WORK REQUIRED => A line belongs in the answer only if it contains the word "duration"; copy every such line from the listing below.

EXERCISE INPUT =>
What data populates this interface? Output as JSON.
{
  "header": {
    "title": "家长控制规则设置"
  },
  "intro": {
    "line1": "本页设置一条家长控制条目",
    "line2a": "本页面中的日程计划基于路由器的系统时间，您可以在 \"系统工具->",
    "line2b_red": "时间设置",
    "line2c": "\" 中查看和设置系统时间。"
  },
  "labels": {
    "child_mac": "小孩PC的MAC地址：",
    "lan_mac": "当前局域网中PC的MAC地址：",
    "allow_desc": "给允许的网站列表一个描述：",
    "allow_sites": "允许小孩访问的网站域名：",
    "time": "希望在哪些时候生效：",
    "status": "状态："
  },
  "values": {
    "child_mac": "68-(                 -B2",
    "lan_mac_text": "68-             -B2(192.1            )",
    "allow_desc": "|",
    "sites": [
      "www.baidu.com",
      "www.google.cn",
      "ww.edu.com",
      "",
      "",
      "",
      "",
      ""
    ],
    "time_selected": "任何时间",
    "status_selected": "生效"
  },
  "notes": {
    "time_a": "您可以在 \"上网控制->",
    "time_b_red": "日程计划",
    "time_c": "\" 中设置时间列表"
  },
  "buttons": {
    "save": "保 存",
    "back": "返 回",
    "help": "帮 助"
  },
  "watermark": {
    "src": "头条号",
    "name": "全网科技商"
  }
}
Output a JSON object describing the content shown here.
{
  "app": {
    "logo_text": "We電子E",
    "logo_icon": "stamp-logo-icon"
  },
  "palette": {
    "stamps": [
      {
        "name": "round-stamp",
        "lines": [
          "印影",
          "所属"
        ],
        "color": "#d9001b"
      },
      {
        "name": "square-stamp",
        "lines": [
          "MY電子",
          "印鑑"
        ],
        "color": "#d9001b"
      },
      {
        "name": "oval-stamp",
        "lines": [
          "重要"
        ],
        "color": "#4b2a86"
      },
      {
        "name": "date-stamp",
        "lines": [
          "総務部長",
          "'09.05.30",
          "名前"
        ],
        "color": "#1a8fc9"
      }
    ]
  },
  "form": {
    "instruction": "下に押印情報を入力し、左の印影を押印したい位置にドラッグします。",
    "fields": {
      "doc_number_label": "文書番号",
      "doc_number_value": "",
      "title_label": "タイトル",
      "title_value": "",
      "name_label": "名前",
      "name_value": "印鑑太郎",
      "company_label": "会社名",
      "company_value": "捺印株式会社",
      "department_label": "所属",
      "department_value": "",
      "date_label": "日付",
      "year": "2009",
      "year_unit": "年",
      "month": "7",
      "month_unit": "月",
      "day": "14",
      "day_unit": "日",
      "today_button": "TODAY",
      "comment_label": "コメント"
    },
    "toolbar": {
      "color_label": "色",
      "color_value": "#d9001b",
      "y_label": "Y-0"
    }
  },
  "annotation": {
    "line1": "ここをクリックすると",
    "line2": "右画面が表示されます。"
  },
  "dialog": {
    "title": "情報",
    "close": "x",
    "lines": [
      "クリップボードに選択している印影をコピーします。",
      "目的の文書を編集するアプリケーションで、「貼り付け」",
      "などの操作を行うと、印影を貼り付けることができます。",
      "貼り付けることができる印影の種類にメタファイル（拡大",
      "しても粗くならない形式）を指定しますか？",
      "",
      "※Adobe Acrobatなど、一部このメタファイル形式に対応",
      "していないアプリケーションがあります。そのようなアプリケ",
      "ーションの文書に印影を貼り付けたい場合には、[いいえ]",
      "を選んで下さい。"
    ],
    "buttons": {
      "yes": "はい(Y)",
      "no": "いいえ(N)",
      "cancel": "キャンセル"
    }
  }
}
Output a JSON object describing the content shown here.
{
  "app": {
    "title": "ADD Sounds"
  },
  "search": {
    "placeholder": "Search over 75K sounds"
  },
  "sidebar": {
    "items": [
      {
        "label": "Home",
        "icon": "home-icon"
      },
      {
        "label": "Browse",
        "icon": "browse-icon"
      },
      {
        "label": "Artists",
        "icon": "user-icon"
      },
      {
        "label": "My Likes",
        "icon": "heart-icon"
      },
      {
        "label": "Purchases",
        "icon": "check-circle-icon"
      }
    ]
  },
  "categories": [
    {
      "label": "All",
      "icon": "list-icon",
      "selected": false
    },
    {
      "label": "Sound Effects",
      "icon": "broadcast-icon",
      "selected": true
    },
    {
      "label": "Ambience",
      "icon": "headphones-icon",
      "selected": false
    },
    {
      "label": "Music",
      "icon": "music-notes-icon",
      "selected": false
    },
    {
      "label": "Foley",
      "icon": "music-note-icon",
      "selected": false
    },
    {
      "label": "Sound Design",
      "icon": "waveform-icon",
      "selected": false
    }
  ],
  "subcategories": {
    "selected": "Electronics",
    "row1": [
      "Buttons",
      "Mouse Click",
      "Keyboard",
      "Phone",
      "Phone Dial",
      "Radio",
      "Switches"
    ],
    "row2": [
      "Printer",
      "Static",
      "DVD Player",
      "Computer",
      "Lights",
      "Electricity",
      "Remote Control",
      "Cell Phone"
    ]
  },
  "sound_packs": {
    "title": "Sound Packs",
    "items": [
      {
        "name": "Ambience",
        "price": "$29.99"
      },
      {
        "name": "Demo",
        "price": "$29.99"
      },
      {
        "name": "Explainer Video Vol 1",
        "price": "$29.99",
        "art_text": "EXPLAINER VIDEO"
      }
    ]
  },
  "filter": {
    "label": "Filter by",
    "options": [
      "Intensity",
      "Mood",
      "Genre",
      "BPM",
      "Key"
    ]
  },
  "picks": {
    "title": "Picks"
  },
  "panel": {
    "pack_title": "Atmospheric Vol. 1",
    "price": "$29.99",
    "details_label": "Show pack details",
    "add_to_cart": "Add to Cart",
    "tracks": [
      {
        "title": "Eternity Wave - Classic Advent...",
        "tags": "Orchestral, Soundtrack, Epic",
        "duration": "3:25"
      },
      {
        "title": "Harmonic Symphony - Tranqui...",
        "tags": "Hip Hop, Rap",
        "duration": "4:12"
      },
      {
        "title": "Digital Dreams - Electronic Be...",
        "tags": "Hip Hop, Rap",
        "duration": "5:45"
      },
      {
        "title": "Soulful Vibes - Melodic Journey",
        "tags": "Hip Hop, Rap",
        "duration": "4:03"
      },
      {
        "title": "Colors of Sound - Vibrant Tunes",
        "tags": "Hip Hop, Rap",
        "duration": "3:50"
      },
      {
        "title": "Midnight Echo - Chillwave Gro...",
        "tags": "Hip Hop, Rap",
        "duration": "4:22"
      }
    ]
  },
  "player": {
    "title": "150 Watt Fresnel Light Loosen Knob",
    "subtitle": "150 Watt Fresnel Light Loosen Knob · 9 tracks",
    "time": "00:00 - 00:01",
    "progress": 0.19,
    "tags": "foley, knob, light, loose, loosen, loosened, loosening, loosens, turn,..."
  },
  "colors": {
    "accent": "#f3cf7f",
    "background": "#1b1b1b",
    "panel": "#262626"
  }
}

OUTPUT OF THE EXERCISE =>
        "duration": "3:25"
        "duration": "4:12"
        "duration": "5:45"
        "duration": "4:03"
        "duration": "3:50"
        "duration": "4:22"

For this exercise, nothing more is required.